Former Australian PM Tony Abbott will beguest-of-honoura
Former Australian PM Tony Abbott will be guest-of-honour at the event Getty Images

Lauder-Frost was previously chairman of the foreign affairs policy committee of the Monday Club, a pressure group within the Tory party that was later banned by Iain Duncan Smith because of its views on race. He is UK CEO for Arktos Media, which has been described as the publishing wing of the alt-right white nationalist movement.

In 2013 the group's annual conference was addressed by white nationalist ideologue Richard Spencer, before he was barred from 26 European countries including the UK after being deported from Hungary for holding a far-right conference. The 2013 gathering also hosted Austrian anti-Islam activist Markus Willinger.

Richard Spencer
White nationalist leader Richard Spencer of the National Policy Institute gives a speech on campus at Texas A&M University Reuters/Spencer Selvidge

Labour MP Louise Haigh, who received death threats after calling for far-right group Britain First to be banned, said: "Globally conservatism is being hijacked by hard right nationalists who sense a once-in-a-lifetime opportunity to make their repugnant, prejudiced views mainstream."

"Assisted repatriation of anyone in the UK not 'of European stock'; calling on brilliant, courageous women like Doreen Lawrence to 'go back to their natural homeland'; these are the views of white nationalists and should never be normalised. Rather than inviting them to their anniversary bash, the Bow Group should treat the people who hold these views with the contempt they deserve."

Gerry Gable, director of the Searchlight anti-racism group, said: "The Bow Group when I was a young man was viewed as the liberal wing of the Conservative Party. It has moved further to the right and now its meetings are attended by people from the far-right.

"Further, do the RAF Club not care who they allow to hold meetings and dinners on their premises? This is insult enough to our war dead."

What is the alt-right?

The alt-right is a loose collection of people with far-right views that came to prominence during Donald Trump's election campaign. Many members operating online profess views related to white supremacism, nationalism, anti-feminism and Islamophobia, amongst others.
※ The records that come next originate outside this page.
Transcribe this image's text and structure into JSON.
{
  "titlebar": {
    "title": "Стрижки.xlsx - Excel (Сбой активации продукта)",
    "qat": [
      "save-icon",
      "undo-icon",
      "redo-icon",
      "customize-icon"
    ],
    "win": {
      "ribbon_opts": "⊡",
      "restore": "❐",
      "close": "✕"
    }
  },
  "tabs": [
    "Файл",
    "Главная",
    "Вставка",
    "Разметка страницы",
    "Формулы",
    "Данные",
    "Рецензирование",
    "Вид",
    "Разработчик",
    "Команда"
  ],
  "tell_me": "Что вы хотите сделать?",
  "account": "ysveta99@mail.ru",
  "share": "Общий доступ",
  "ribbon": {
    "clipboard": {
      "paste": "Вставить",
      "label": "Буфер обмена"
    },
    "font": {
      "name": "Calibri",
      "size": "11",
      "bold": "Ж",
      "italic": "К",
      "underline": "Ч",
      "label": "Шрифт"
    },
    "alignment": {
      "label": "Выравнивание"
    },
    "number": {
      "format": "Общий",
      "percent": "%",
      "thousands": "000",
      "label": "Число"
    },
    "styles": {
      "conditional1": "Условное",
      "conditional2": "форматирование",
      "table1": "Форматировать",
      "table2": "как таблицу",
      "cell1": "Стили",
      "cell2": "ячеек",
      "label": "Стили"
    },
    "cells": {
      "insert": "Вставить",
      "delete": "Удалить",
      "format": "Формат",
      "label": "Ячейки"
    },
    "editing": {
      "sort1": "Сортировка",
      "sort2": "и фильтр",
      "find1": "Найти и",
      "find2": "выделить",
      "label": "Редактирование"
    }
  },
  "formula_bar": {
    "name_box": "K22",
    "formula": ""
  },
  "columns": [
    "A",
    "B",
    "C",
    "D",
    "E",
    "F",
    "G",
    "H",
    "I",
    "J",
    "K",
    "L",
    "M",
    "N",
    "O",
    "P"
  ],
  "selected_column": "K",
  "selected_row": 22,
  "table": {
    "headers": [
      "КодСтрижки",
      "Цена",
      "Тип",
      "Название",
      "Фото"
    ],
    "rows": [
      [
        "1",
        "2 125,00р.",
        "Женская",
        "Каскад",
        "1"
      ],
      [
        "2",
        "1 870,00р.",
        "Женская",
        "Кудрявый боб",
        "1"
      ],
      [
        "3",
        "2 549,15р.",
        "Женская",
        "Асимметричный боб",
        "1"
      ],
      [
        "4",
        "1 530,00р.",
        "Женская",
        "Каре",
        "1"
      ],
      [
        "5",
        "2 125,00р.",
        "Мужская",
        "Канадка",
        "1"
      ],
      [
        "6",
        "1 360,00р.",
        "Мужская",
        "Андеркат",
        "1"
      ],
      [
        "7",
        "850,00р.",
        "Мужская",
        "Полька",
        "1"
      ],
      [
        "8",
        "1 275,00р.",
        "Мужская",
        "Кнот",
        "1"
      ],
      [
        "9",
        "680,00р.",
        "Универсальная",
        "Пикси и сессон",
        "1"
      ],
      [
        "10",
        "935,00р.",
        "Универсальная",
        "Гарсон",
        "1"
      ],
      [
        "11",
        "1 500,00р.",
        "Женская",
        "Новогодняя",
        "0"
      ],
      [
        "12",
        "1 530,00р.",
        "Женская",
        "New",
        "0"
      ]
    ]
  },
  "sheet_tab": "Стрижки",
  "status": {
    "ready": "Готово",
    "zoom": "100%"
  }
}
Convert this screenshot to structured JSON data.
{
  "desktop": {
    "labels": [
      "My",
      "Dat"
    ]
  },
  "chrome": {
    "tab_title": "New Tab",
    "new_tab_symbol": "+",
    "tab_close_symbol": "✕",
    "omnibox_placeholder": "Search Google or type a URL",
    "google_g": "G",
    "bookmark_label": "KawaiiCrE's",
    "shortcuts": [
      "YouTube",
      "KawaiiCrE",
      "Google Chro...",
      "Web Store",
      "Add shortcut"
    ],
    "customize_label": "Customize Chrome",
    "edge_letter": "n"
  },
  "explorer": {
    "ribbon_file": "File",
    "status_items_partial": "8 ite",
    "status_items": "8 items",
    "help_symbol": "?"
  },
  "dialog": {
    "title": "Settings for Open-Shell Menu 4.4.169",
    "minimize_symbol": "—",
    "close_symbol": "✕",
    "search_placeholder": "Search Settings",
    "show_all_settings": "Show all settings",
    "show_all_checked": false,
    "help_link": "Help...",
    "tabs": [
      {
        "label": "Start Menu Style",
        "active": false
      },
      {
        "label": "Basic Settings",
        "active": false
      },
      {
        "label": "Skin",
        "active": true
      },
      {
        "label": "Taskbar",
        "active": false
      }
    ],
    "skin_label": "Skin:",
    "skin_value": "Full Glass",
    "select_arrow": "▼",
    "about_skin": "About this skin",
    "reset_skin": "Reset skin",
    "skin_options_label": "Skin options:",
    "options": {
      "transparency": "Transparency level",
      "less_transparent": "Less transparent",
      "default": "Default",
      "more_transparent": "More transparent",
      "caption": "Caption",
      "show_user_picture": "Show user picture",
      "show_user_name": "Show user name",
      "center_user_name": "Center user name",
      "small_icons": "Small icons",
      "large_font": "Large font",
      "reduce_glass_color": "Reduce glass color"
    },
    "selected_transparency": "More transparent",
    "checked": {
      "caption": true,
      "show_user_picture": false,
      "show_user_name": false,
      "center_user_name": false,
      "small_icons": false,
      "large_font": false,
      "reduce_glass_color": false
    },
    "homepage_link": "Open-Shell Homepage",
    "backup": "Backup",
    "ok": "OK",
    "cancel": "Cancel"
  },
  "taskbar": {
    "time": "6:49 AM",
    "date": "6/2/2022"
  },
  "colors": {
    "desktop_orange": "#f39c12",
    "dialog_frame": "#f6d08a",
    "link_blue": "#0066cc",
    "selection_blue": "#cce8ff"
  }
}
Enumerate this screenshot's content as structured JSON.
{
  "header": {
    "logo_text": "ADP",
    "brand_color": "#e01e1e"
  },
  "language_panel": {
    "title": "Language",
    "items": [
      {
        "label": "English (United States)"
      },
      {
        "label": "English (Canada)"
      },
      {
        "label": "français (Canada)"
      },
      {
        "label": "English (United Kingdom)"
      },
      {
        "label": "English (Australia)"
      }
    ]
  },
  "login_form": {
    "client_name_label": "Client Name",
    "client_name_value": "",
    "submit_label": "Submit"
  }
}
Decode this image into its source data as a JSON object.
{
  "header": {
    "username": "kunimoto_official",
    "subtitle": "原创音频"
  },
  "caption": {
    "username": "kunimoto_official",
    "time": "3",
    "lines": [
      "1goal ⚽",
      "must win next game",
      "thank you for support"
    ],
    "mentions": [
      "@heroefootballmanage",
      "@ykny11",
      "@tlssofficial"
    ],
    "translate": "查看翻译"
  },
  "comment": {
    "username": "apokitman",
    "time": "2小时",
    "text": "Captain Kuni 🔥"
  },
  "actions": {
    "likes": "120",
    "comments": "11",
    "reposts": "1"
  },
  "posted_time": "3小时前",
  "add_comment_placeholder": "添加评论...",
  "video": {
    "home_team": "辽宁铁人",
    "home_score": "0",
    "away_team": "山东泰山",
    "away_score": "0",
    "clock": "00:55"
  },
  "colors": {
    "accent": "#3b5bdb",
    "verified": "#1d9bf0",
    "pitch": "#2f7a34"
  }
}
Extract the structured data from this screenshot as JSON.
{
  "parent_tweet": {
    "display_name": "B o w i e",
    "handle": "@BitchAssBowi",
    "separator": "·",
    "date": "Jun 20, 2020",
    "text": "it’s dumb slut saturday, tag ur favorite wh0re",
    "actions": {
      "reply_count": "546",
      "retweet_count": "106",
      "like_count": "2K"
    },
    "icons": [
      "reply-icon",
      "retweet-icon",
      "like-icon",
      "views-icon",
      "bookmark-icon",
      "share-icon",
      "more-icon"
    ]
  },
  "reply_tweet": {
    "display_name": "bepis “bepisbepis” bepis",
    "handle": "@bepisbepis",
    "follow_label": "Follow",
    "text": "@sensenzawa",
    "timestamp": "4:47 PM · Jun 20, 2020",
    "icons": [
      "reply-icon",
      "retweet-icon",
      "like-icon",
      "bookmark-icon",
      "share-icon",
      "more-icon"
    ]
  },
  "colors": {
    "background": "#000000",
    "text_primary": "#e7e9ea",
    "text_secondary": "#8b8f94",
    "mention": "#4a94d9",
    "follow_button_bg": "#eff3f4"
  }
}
There isn't a defined core ideology to the movement, aside from a rejection of America's mainstream conservatism. Alt-right members generally supported Donald Trump and hailed campaign promises to build a wall along the US-Mexico border and ban Muslims from entering the country.

The Bow Group, which counts senior Tory luminaries Geoffrey Howe, Norman Lamont and Michael Howard among its former chairmen, was founded in 1951, and declares its mission to "provide an intellectual home to conservatives in the United Kingdom."

In recent months there has been controversy over the think-tank's move to the right, with patrons including Sir Michael Heseltine releasing a strongly worded statement in May 2015, criticising its endorsement of Ukip under current chairman Ben Harris-Quinney.

Harris-Quinney, who has written for the alt-right linked Breitbart news network, told IBTimes UK in an emailed statement that "We were generally offering group discounts to people/organisations who wish to purchase 5 places or more.

"The purpose of this event is to celebrate 65 years of the Bow Group and hear from The Hon Tony Abbott, it has nothing to do with partnership with any other groups or any ideology other than conservatism. Any suggestion otherwise would be groundless."

A spokeswoman for the RAF Club said: "We do not comment on the particulars or attendees; this is a matter for the event organisers."

In a statement, a spokesperson for the Traditional Britain Group said: "We are neither 'Far-Right' nor 'White Nationalists'. We are traditional Tories. Admittedly a rare species today.

"We do not have political proscription (yet) in Great Britain and there is no reason why an organisation like ours, which has been addressed by all manner of respectable people, including Simon Heffer and Sir Roger Scruton, should be seen as anything other than just another pressure group, and acceptable in an open and free society."